**THE TASK**
If a line in the records below contains the word "image", copy it out.

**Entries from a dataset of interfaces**

⟨

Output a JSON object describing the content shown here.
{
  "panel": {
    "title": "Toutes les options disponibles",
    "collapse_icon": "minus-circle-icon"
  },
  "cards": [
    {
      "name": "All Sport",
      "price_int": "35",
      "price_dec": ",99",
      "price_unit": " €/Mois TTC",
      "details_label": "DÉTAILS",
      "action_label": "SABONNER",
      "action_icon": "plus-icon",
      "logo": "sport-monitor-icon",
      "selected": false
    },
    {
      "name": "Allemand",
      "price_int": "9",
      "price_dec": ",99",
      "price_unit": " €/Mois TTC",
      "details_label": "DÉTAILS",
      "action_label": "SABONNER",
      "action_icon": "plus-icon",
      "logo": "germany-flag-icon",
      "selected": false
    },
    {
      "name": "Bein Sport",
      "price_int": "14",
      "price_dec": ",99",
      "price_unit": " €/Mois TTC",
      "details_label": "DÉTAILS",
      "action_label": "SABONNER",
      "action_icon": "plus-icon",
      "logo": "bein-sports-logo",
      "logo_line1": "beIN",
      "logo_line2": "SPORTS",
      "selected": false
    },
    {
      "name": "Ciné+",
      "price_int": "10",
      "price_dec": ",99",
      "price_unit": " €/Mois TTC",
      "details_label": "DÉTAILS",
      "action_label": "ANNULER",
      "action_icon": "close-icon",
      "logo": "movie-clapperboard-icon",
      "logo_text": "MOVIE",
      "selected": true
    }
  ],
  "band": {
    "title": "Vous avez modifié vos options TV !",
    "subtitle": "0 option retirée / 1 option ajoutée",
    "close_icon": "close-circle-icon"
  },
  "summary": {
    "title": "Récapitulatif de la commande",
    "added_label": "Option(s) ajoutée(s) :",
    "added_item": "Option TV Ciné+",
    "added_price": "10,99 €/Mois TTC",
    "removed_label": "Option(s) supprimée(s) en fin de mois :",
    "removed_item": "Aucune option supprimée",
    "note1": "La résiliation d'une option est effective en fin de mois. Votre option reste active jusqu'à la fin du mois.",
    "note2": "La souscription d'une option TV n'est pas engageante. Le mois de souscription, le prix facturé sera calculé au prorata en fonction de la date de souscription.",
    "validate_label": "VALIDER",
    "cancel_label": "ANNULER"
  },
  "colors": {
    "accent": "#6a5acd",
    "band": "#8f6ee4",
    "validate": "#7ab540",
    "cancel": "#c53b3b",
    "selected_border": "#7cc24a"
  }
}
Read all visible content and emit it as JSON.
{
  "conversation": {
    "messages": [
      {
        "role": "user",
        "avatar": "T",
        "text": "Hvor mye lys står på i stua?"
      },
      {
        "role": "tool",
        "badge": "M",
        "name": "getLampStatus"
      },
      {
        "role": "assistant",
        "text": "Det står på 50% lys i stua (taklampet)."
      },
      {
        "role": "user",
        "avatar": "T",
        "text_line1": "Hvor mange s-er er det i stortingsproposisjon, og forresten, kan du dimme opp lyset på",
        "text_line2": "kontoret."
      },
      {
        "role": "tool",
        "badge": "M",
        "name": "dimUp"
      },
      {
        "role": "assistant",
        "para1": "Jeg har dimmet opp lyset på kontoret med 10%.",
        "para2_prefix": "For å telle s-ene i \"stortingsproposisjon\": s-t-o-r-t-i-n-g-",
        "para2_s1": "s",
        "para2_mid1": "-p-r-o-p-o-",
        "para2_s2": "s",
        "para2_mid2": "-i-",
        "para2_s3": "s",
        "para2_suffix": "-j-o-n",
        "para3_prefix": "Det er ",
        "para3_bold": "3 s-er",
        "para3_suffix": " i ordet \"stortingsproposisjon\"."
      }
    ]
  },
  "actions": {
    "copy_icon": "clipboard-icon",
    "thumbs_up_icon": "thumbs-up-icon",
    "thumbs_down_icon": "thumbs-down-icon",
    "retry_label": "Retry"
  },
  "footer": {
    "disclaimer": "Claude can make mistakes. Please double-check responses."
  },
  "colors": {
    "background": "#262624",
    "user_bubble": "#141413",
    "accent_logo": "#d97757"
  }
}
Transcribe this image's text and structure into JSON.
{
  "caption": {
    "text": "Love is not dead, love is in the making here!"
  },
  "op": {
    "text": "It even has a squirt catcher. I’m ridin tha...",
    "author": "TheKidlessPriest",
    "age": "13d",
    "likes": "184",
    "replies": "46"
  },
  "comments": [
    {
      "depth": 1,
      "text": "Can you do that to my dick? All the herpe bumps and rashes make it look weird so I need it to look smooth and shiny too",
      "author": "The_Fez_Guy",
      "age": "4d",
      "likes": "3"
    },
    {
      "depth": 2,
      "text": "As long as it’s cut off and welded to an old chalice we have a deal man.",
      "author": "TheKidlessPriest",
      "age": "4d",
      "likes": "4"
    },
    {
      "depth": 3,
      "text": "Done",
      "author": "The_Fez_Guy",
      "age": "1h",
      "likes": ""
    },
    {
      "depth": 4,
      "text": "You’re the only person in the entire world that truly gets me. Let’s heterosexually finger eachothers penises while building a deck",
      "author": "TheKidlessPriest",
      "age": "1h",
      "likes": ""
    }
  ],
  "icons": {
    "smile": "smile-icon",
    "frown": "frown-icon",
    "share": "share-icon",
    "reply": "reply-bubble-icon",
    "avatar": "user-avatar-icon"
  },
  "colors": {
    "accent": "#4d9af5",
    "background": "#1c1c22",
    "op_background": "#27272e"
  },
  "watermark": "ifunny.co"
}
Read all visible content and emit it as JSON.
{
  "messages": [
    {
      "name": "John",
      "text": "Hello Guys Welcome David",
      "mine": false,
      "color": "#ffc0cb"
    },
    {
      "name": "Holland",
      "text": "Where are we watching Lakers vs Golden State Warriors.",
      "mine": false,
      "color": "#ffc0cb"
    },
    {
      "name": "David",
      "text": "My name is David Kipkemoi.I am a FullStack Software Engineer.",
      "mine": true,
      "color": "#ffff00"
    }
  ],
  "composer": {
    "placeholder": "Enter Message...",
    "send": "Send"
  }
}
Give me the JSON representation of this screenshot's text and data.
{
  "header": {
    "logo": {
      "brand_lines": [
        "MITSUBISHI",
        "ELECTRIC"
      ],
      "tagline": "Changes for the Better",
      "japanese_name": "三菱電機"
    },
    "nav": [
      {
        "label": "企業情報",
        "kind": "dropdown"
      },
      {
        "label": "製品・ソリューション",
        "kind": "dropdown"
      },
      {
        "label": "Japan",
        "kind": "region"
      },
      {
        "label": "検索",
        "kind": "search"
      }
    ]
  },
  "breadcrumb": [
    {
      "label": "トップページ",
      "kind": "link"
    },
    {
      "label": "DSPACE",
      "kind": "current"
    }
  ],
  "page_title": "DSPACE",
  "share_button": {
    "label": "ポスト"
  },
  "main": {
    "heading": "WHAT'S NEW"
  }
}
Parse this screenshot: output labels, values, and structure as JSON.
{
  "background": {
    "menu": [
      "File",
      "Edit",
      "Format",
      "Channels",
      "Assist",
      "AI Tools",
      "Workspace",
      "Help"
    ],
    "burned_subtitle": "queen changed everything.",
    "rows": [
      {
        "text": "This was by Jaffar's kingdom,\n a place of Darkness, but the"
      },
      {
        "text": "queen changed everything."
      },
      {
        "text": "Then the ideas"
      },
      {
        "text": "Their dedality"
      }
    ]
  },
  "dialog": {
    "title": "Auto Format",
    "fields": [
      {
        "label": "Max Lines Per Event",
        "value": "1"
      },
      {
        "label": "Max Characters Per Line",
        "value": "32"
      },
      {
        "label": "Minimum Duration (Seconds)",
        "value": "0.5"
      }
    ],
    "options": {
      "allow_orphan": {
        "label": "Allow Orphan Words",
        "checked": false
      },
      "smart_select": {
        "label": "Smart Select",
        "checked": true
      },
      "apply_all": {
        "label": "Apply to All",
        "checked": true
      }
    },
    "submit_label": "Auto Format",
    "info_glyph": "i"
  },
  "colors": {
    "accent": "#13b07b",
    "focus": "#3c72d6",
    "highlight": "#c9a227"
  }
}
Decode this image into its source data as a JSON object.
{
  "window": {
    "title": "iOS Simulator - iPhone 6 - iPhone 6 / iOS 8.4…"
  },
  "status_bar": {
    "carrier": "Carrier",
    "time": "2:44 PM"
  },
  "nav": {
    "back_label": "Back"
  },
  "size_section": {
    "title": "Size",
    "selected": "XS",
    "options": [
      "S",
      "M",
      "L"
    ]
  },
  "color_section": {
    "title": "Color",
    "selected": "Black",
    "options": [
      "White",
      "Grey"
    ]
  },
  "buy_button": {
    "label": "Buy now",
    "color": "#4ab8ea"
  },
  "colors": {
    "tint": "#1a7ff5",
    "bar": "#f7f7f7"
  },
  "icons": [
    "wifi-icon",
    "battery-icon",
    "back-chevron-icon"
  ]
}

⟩

**EXERCISE RESPONSE**
Transcribe this image's text and structure into JSON.
Decode this image into its source data as a JSON object.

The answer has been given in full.